Last week on Fox Toledo we discussed the potential impacts of the natural disasters in Japan on the global economy and financial markets.
At that time much of the damage from the earthquake, along with the ensuing tsunami and after-shocks, was still being assessed. Based on what we were seeing from early reports we explained that the economic impact felt here in the United States should actually be relatively muted; that the greatest impact would be felt by those holding investments in companies that have been directly affected.
Obviously this does not include the myriad of Japanese who have, sadly, lost their homes, their businesses, or even their lives.
We started off by explaining that events like those in Japan "don't shape markets, they shock markets." However, we also realized that the situation in Japan was and is still very fluid, and that consequences could be very different if problems like those we are seeing with the Fukushima reactors continue.
For the most part, what we said then still holds true: we still expect the impact of these events on the global economy and the world's financial markets to be fairly low. Outside of Japan, we expect that those who will be hurt the most by these events will be those with investments in Japanese companies.
All-in-all, we believe that the vast majority of the decline in the worlds' capital markets has been due to fear, not economics. As we said on Fox Toledo, these events have caused many investors to re-assess some of the risks in their portfolios. Unfortunately, the fear resulting from the events of last week have caused the US stock markets to give back almost all of their gains for 2011.
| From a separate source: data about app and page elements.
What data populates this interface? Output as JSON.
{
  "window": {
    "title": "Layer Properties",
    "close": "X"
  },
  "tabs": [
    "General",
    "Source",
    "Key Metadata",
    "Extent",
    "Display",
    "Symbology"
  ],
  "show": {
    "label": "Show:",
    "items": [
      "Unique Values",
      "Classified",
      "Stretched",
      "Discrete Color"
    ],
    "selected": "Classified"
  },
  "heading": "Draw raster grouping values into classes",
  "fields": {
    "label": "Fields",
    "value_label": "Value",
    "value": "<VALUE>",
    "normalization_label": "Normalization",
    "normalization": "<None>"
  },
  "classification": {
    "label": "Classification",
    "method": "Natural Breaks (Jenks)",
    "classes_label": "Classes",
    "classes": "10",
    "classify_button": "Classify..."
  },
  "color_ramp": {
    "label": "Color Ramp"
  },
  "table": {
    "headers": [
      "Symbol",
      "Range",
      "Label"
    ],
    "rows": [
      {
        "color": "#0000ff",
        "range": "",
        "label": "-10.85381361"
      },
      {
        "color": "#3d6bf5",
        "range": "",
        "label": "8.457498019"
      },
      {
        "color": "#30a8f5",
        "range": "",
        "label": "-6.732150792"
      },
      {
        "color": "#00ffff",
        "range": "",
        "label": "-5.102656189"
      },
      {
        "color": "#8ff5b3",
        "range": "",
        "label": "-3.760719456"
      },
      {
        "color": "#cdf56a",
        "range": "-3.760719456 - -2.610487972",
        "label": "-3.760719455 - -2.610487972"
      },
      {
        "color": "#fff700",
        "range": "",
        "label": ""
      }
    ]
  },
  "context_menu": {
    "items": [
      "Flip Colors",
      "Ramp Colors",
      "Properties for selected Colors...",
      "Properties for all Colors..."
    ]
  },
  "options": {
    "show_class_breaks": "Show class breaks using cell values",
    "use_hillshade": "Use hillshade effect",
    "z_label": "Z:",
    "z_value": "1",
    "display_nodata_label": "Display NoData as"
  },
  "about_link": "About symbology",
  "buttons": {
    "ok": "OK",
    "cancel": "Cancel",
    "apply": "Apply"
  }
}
As reports continue to come out of the region, it becomes increasingly clear that Japan's domestic economy has suffered tremendous blows as a result of the natural disasters there. These problems will only get worse if the reactor problems continue to worsen, as the time required to rebuild would only be extended.
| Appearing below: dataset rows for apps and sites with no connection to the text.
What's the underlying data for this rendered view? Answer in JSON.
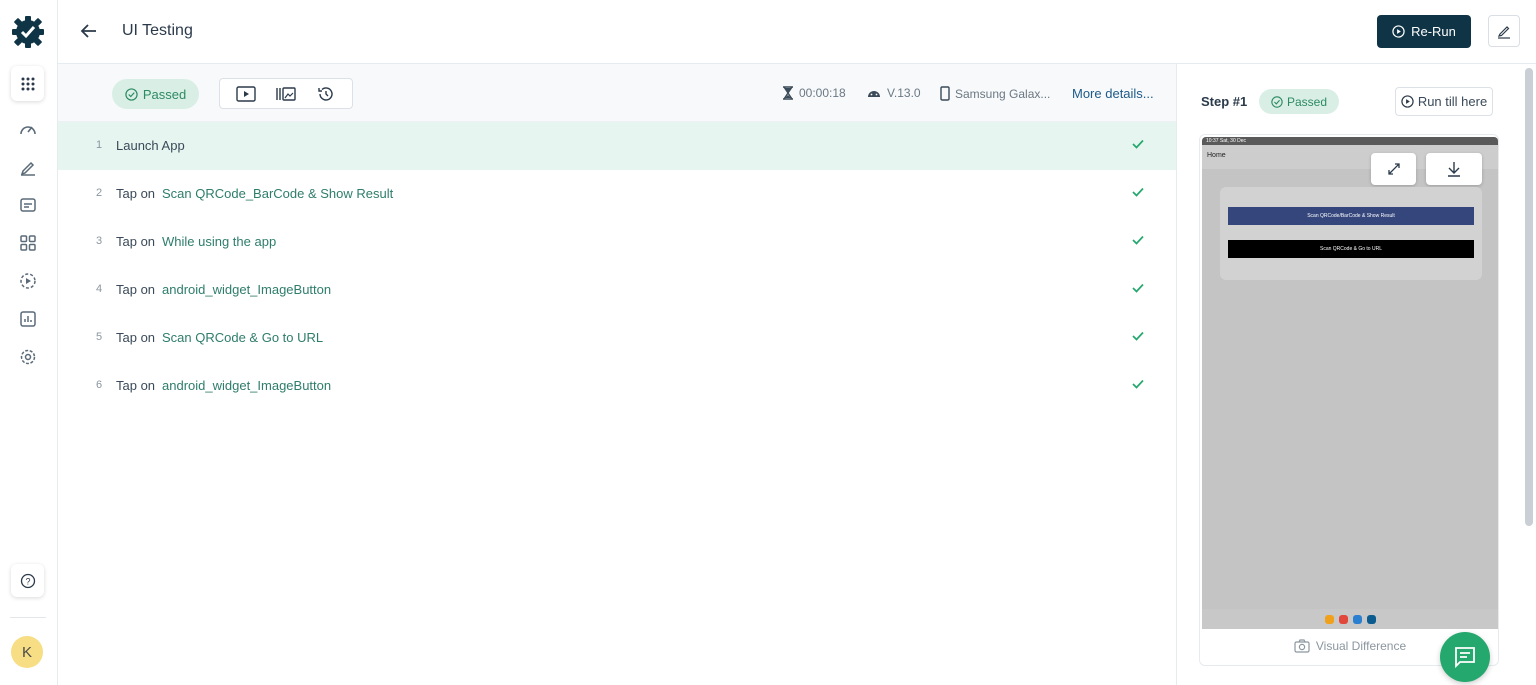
{
  "header": {
    "title": "UI Testing",
    "rerun_label": "Re-Run"
  },
  "toolbar": {
    "status": "Passed",
    "duration": "00:00:18",
    "os_version": "V.13.0",
    "device": "Samsung Galax...",
    "more_details": "More details..."
  },
  "steps": [
    {
      "num": "1",
      "action": "Launch App",
      "target": ""
    },
    {
      "num": "2",
      "action": "Tap on",
      "target": "Scan QRCode_BarCode & Show Result"
    },
    {
      "num": "3",
      "action": "Tap on",
      "target": "While using the app"
    },
    {
      "num": "4",
      "action": "Tap on",
      "target": "android_widget_ImageButton"
    },
    {
      "num": "5",
      "action": "Tap on",
      "target": "Scan QRCode & Go to URL"
    },
    {
      "num": "6",
      "action": "Tap on",
      "target": "android_widget_ImageButton"
    }
  ],
  "detail": {
    "step_label": "Step #1",
    "status": "Passed",
    "run_till_here": "Run till here",
    "visual_difference": "Visual Difference",
    "phone": {
      "statusbar": "10:37  Sat, 30 Dec",
      "appbar_title": "Home",
      "button1": "Scan QRCode/BarCode & Show Result",
      "button2": "Scan QRCode & Go to URL"
    }
  },
  "user": {
    "initial": "K"
  },
  "colors": {
    "brand": "#0f3446",
    "passed": "#25a86d",
    "active_row": "#e6f5ef"
  }
}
However, even if the reactor problems do spread, we still expect the effects on the global economy to remain minimal. The only exception would be if Japan's manufacturing capacity is affected, though it has remained mostly untouched so far.
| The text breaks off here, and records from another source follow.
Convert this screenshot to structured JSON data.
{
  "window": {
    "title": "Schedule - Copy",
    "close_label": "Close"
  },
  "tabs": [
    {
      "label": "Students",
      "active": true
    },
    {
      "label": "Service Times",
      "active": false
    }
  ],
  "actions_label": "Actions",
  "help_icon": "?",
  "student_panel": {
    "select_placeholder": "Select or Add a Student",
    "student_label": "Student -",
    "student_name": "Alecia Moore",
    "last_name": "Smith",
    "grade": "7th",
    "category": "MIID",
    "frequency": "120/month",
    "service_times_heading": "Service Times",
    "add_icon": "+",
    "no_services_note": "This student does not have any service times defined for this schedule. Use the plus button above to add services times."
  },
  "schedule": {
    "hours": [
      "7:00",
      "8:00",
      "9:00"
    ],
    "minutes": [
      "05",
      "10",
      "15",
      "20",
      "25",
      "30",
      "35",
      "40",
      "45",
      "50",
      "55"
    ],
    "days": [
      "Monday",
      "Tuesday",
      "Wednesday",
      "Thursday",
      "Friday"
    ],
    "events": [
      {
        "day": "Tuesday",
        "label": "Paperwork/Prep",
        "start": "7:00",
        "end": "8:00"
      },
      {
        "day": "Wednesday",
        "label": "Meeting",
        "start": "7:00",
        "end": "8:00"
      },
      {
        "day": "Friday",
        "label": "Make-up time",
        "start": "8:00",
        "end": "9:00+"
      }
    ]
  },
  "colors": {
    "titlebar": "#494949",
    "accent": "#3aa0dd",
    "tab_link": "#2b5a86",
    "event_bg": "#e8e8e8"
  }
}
The little impact that has been seen so far on Japan's manufacturing industry has been due to limited electricity. While the earthquake(s) and tsunami don't appear to have hit Japan's manufacturing center directly, they have damaged both (a) the infrastructure used to get products into and out of the country, and (b) the production of electricity used to manufacture goods.
Though the disasters in Japan didn't strike industrial plants, they did strike in areas that seemed to have high concentrations of electricity-producing facilities. Already we're hearing stories of rationing electricity, as well as goods like food, oil, et cetera. This, in turn, is hurting manufacturing.
There's another aspect to these events that we didn't get the chance to cover last week, and that is how they further support what we've been saying for sometime: Manufacturing will return to America.
In our discussion with the local Fox affiliate, we did point out that events like those in Japan remind the public of the risks involved in investing internationally. Additionally, they also remind businessmen of the dangers of putting down roots in higher-risk areas.
After all, there's a reason that you don't hear about many businesses setting up shop in Colombia, Venezuela, or the Middle East; all areas with significant exposure to political turmoil.
The stories coming out of Japan should also serve to remind business leadership to consider geographic risks, not only as they relate to shipping costs but also the potential for natural disasters. Apart from the potential damage caused by disasters themselves, we are also being reminded of the threat of commercial downtime caused by any ensuing fallout, plus the time required for clean-up before business can return to normal.
It goes without saying that our thoughts and prayers go out to those in Japan who have been so terribly impacted by the events of last week. We can only hope that the problems there do not continue to compound, and that people around the world can learn valuable lessons from this tragedy.